> Your assignment
Could you give back the listing below exactly, every line included?

> Provided data
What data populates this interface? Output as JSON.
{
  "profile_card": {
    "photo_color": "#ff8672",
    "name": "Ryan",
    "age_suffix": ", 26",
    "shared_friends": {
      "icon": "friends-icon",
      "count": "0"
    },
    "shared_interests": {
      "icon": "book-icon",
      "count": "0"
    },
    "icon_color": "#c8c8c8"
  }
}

> Task output
What data populates this interface? Output as JSON.
{
  "profile_card": {
    "photo_color": "#ff8672",
    "name": "Ryan",
    "age_suffix": ", 26",
    "shared_friends": {
      "icon": "friends-icon",
      "count": "0"
    },
    "shared_interests": {
      "icon": "book-icon",
      "count": "0"
    },
    "icon_color": "#c8c8c8"
  }
}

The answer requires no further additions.